▸ What needs to be done: Without the images, reproduce each line of the material exactly.
"""
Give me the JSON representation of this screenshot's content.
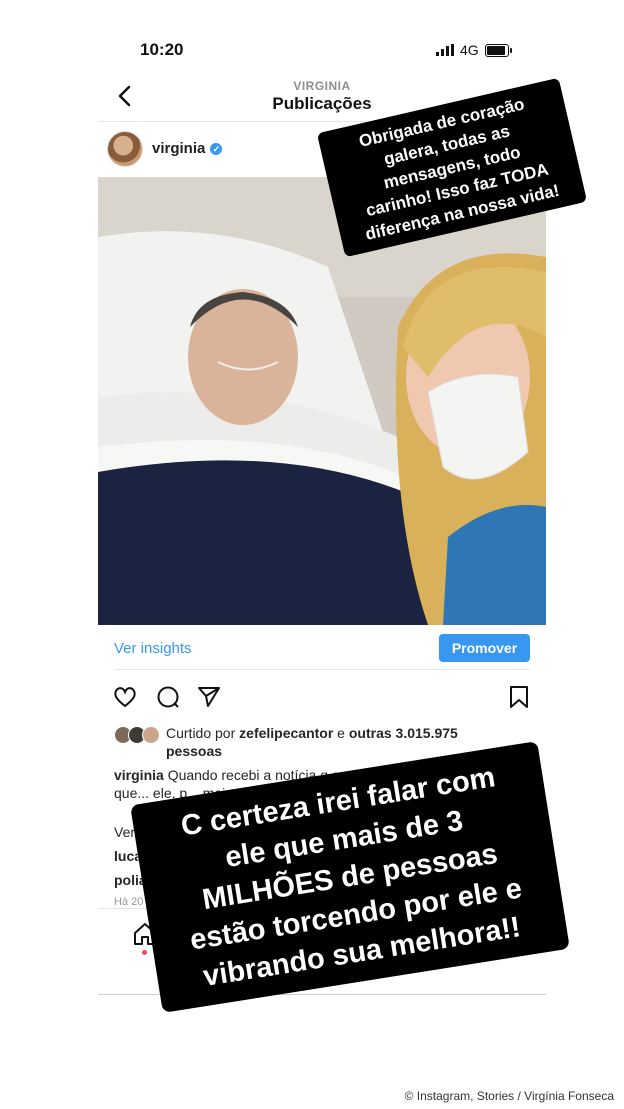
{
  "status_bar": {
    "time": "10:20",
    "network": "4G"
  },
  "header": {
    "account": "VIRGINIA",
    "title": "Publicações"
  },
  "post": {
    "username": "virginia",
    "insights_label": "Ver insights",
    "promote_label": "Promover",
    "likes_prefix": "Curtido por",
    "liked_by": "zefelipecantor",
    "likes_mid": " e ",
    "likes_others": "outras 3.015.975 pessoas",
    "caption_user": "virginia",
    "caption_text": "Quando recebi a notícia q conse... correndo do jeito que... ele, p... mais",
    "view_comments": "Ver to...",
    "comments": [
      {
        "user": "lucasrannge..."
      },
      {
        "user": "poliana",
        "text": "🙌🏻"
      }
    ],
    "time_ago": "Há 20 hor..."
  },
  "stickers": {
    "top": "Obrigada de coração\ngalera, todas as\nmensagens, todo\ncarinho! Isso faz TODA\ndiferença na nossa vida!",
    "bottom": "C certeza irei falar com\nele que mais de 3\nMILHÕES de pessoas\nestão torcendo por ele e\nvibrando sua melhora!!"
  },
  "credit": "© Instagram, Stories / Virgínia Fonseca",
  "colors": {
    "accent": "#3897f0",
    "notification": "#ed4956",
    "sticker_bg": "#000000"
  }
}
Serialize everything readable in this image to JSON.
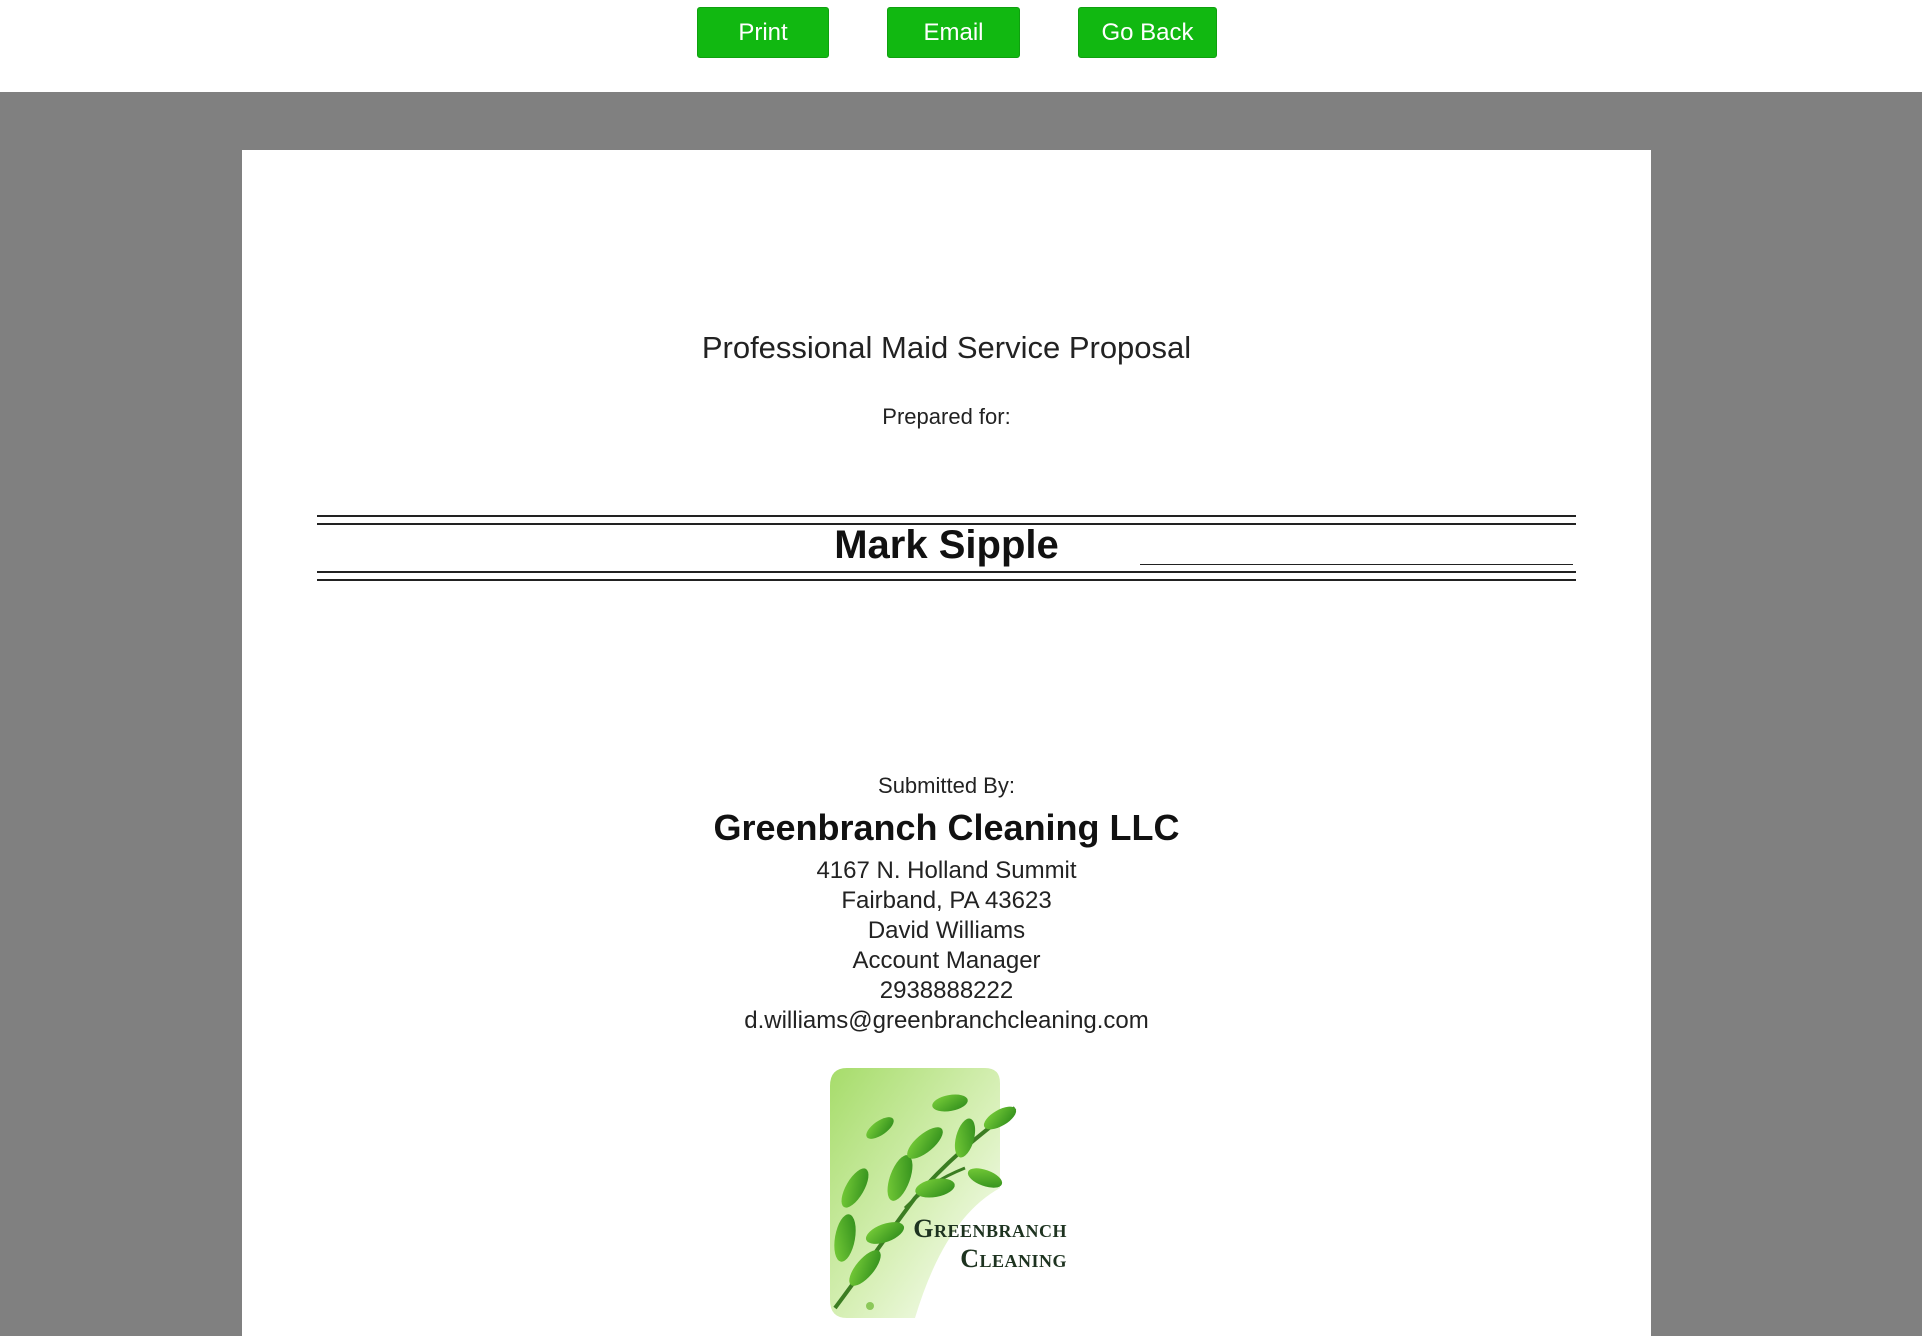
{
  "toolbar": {
    "print_label": "Print",
    "email_label": "Email",
    "back_label": "Go Back"
  },
  "document": {
    "title": "Professional Maid Service Proposal",
    "prepared_for_label": "Prepared for:",
    "client_name": "Mark Sipple",
    "submitted_by_label": "Submitted By:",
    "company_name": "Greenbranch Cleaning LLC",
    "address_line1": "4167 N. Holland Summit",
    "address_line2": "Fairband, PA 43623",
    "contact_name": "David Williams",
    "contact_title": "Account Manager",
    "phone": "2938888222",
    "email": "d.williams@greenbranchcleaning.com",
    "logo": {
      "line1": "Greenbranch",
      "line2": "Cleaning"
    }
  },
  "colors": {
    "button_green": "#11b811",
    "viewer_gray": "#808080",
    "page_white": "#ffffff"
  }
}
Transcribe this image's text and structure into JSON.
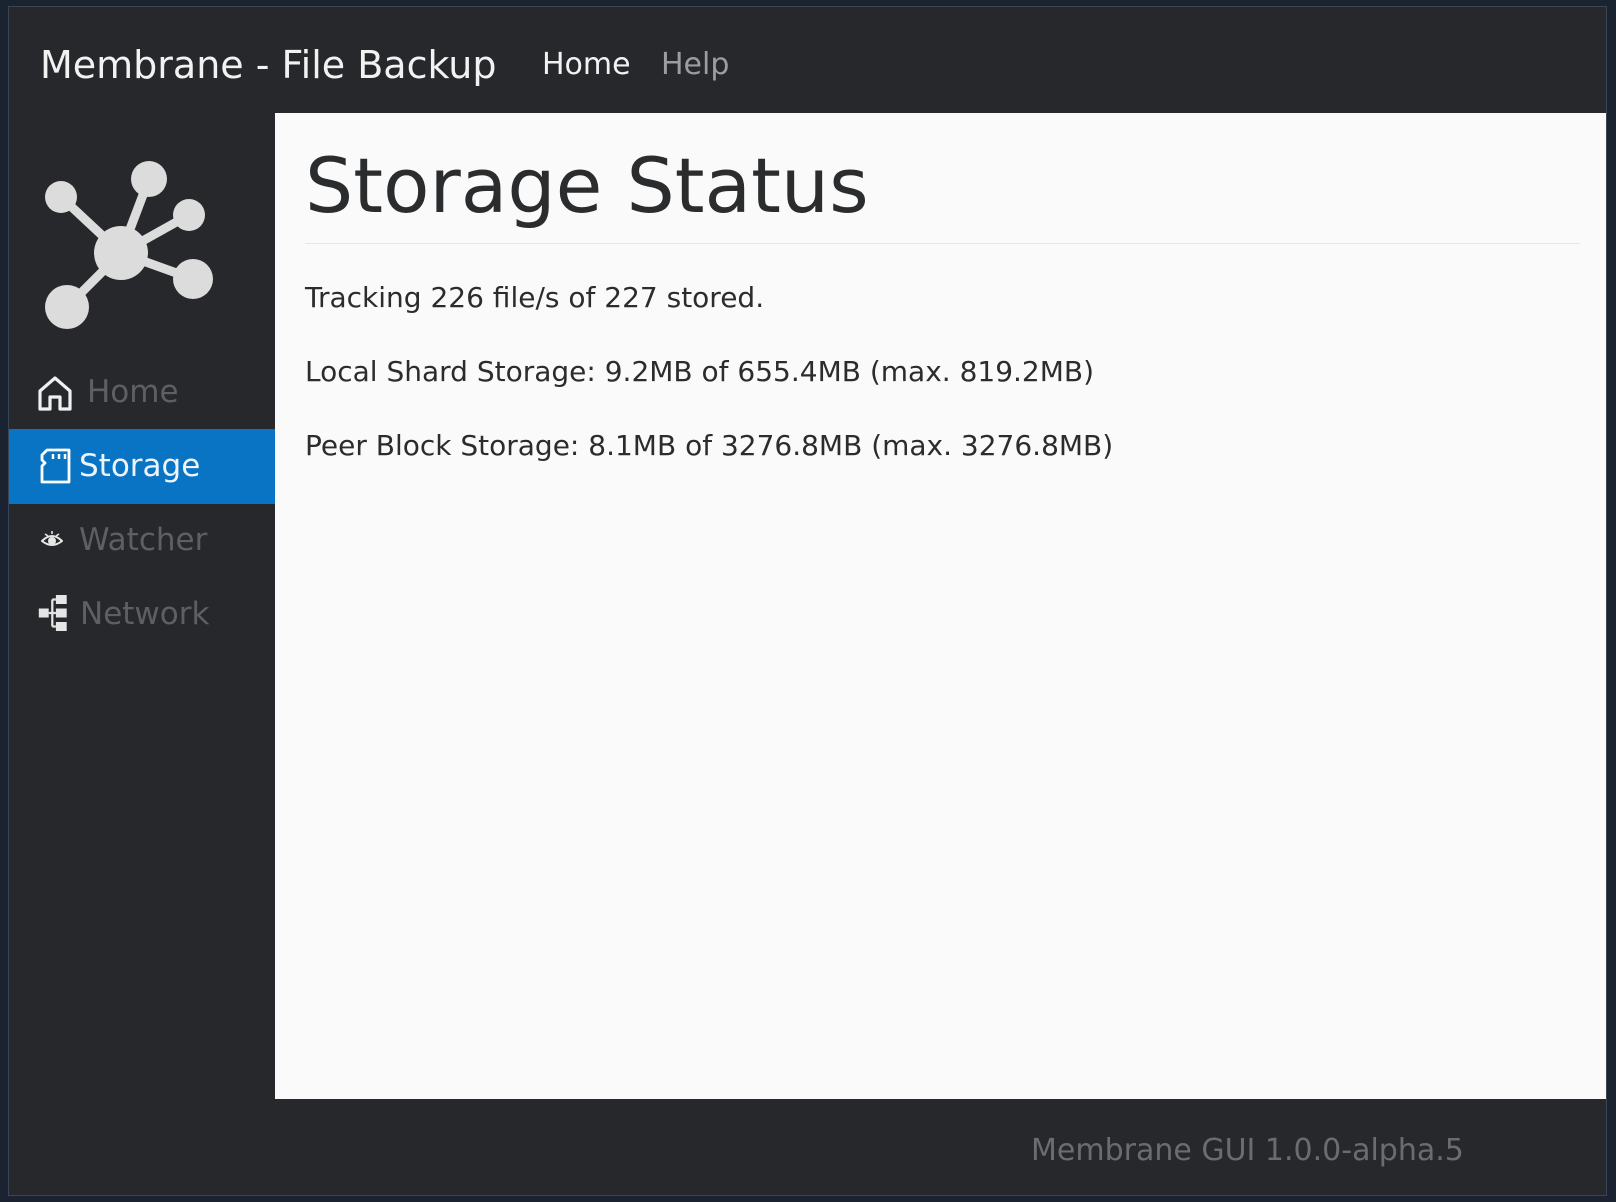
{
  "app": {
    "title": "Membrane - File Backup"
  },
  "topnav": {
    "home_label": "Home",
    "help_label": "Help"
  },
  "sidebar": {
    "logo_icon": "network-hub-icon",
    "items": [
      {
        "label": "Home",
        "icon": "home-icon",
        "active": false
      },
      {
        "label": "Storage",
        "icon": "sd-card-icon",
        "active": true
      },
      {
        "label": "Watcher",
        "icon": "eye-icon",
        "active": false
      },
      {
        "label": "Network",
        "icon": "sitemap-icon",
        "active": false
      }
    ]
  },
  "main": {
    "title": "Storage Status",
    "stats": [
      "Tracking 226 file/s of 227 stored.",
      "Local Shard Storage: 9.2MB of 655.4MB (max. 819.2MB)",
      "Peer Block Storage: 8.1MB of 3276.8MB (max. 3276.8MB)"
    ]
  },
  "footer": {
    "version": "Membrane GUI 1.0.0-alpha.5"
  },
  "colors": {
    "chrome_bg": "#26282b",
    "content_bg": "#fafafa",
    "accent": "#0a74c4",
    "muted_text": "#5d6063"
  }
}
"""
▸ Answer space:
Give me the JSON representation of this screenshot's content.
{
  "status_bar": {
    "time": "10:20",
    "network": "4G"
  },
  "header": {
    "account": "VIRGINIA",
    "title": "Publicações"
  },
  "post": {
    "username": "virginia",
    "insights_label": "Ver insights",
    "promote_label": "Promover",
    "likes_prefix": "Curtido por",
    "liked_by": "zefelipecantor",
    "likes_mid": " e ",
    "likes_others": "outras 3.015.975 pessoas",
    "caption_user": "virginia",
    "caption_text": "Quando recebi a notícia q conse... correndo do jeito que... ele, p... mais",
    "view_comments": "Ver to...",
    "comments": [
      {
        "user": "lucasrannge..."
      },
      {
        "user": "poliana",
        "text": "🙌🏻"
      }
    ],
    "time_ago": "Há 20 hor..."
  },
  "stickers": {
    "top": "Obrigada de coração\ngalera, todas as\nmensagens, todo\ncarinho! Isso faz TODA\ndiferença na nossa vida!",
    "bottom": "C certeza irei falar com\nele que mais de 3\nMILHÕES de pessoas\nestão torcendo por ele e\nvibrando sua melhora!!"
  },
  "credit": "© Instagram, Stories / Virgínia Fonseca",
  "colors": {
    "accent": "#3897f0",
    "notification": "#ed4956",
    "sticker_bg": "#000000"
  }
}
Serialize everything readable in this image to JSON.
{
  "toolbar": {
    "print_label": "Print",
    "email_label": "Email",
    "back_label": "Go Back"
  },
  "document": {
    "title": "Professional Maid Service Proposal",
    "prepared_for_label": "Prepared for:",
    "client_name": "Mark Sipple",
    "submitted_by_label": "Submitted By:",
    "company_name": "Greenbranch Cleaning LLC",
    "address_line1": "4167 N. Holland Summit",
    "address_line2": "Fairband, PA 43623",
    "contact_name": "David Williams",
    "contact_title": "Account Manager",
    "phone": "2938888222",
    "email": "d.williams@greenbranchcleaning.com",
    "logo": {
      "line1": "Greenbranch",
      "line2": "Cleaning"
    }
  },
  "colors": {
    "button_green": "#11b811",
    "viewer_gray": "#808080",
    "page_white": "#ffffff"
  }
}
Transcribe this image's text and structure into JSON.
{
  "app": {
    "title": "Membrane - File Backup"
  },
  "topnav": {
    "home_label": "Home",
    "help_label": "Help"
  },
  "sidebar": {
    "logo_icon": "network-hub-icon",
    "items": [
      {
        "label": "Home",
        "icon": "home-icon",
        "active": false
      },
      {
        "label": "Storage",
        "icon": "sd-card-icon",
        "active": true
      },
      {
        "label": "Watcher",
        "icon": "eye-icon",
        "active": false
      },
      {
        "label": "Network",
        "icon": "sitemap-icon",
        "active": false
      }
    ]
  },
  "main": {
    "title": "Storage Status",
    "stats": [
      "Tracking 226 file/s of 227 stored.",
      "Local Shard Storage: 9.2MB of 655.4MB (max. 819.2MB)",
      "Peer Block Storage: 8.1MB of 3276.8MB (max. 3276.8MB)"
    ]
  },
  "footer": {
    "version": "Membrane GUI 1.0.0-alpha.5"
  },
  "colors": {
    "chrome_bg": "#26282b",
    "content_bg": "#fafafa",
    "accent": "#0a74c4",
    "muted_text": "#5d6063"
  }
}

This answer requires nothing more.